Information -

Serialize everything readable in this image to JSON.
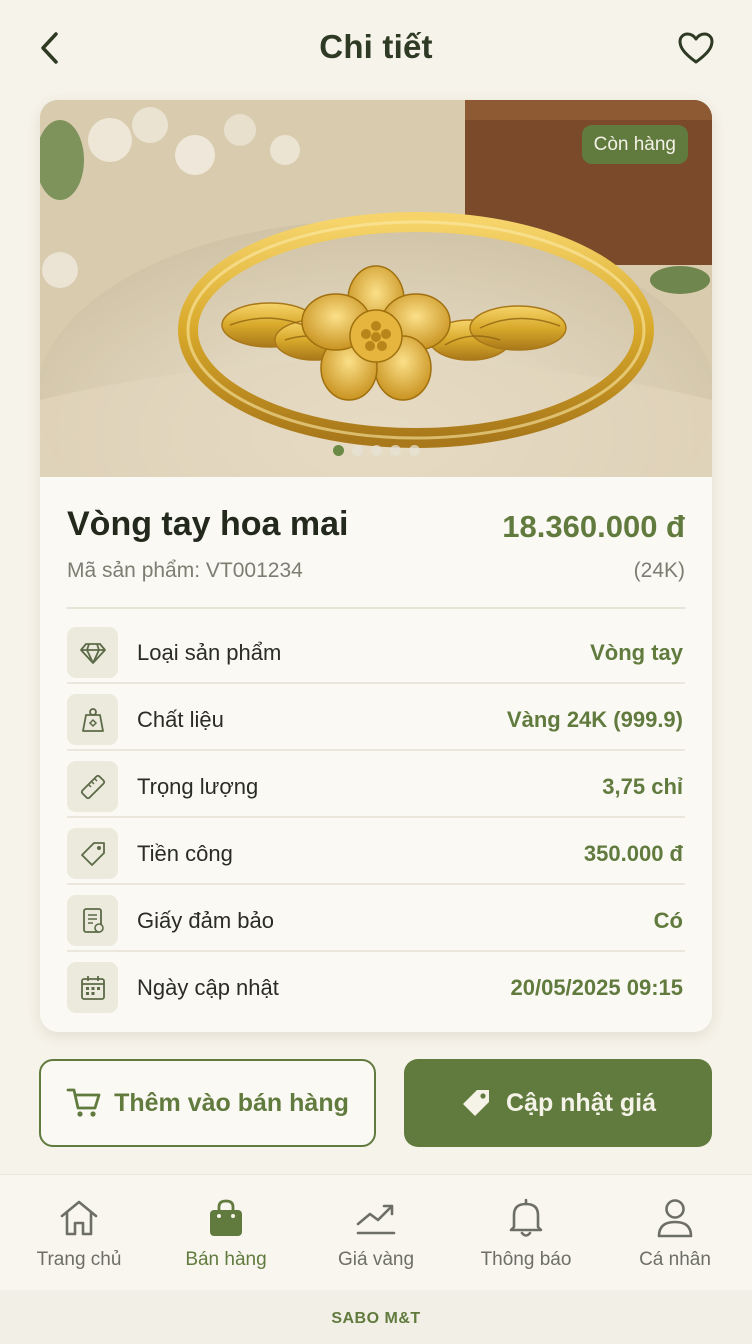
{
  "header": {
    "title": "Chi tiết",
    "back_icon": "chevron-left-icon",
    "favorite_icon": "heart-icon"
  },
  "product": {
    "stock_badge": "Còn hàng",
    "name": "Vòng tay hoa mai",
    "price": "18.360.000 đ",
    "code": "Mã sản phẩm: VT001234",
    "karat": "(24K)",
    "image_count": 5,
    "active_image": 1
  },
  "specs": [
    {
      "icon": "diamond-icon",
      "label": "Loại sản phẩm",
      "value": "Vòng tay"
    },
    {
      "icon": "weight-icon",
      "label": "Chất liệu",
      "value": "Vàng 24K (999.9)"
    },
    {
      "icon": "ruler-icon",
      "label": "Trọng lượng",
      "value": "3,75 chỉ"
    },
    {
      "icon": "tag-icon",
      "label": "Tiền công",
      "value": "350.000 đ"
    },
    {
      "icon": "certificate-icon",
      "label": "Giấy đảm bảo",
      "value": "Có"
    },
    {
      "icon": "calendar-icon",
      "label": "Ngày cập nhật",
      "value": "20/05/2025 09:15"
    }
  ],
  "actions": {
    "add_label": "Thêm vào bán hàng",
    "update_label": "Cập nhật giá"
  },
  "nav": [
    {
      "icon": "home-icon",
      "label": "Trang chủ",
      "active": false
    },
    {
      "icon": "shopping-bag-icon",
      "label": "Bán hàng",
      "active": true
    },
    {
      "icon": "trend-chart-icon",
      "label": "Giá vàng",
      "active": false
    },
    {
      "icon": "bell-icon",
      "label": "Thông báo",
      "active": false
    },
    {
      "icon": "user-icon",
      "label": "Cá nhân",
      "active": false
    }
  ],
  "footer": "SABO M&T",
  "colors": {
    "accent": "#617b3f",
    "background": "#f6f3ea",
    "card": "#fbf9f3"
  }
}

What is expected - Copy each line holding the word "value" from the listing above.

Response to the exercise -
      "value": "Vòng tay"
      "value": "Vàng 24K (999.9)"
      "value": "3,75 chỉ"
      "value": "350.000 đ"
      "value": "Có"
      "value": "20/05/2025 09:15"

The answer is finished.